Strangely, the main series themes are absent throughout over half the score. That is until “Two Moons” where an old Deception motif makes a sudden appearance. “Your Voice” briefly reintroduces another old motif before an Optimus Prime cue makes a welcome return. The theme from “Arrival to Earth” in the first film also comes back in “I Had My Moment”. The most satisfying reappearances are “Did You Forget Who I Am”, a reworked Optimus cue from the first film, and “Calling All Autobots”, the reworked Autobot theme from the first film.
That doesn’t mean standard action pieces are forgotten. “The Coming of Cybertron” and “Megatron Negotiation”, among others, assault the ears with unforgiving electronics and electric guitars. If you’ve listened to other Jablonsky scores it’s nothing new. Many other tracks (which I won’t name here) contain more of the action score tropes we’ve all come to expect.
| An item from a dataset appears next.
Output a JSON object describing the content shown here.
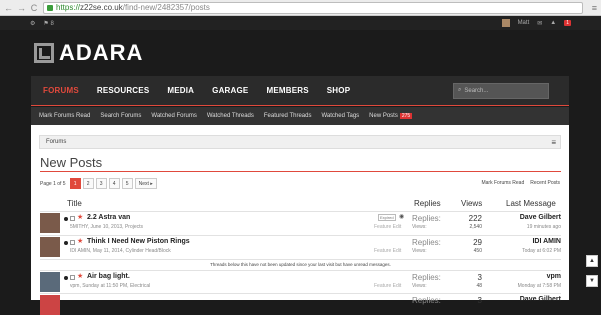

The Inception horn even makes a unfortunate cameo.
Transformers: The Last Knight has 34 tracks on the album. About half are straight-up action pieces we’ve heard a thousand times. Don’t get me wrong, this is still a Transformers score, first and foremost. However it also has quiet moments, string solos, plenty of callbacks to previous scores and incorporates several popular themes. Overall, this is arguably Jablonsky’s most varied score of the franchise and among his better compositions.
FINAL RATING: 3.2/5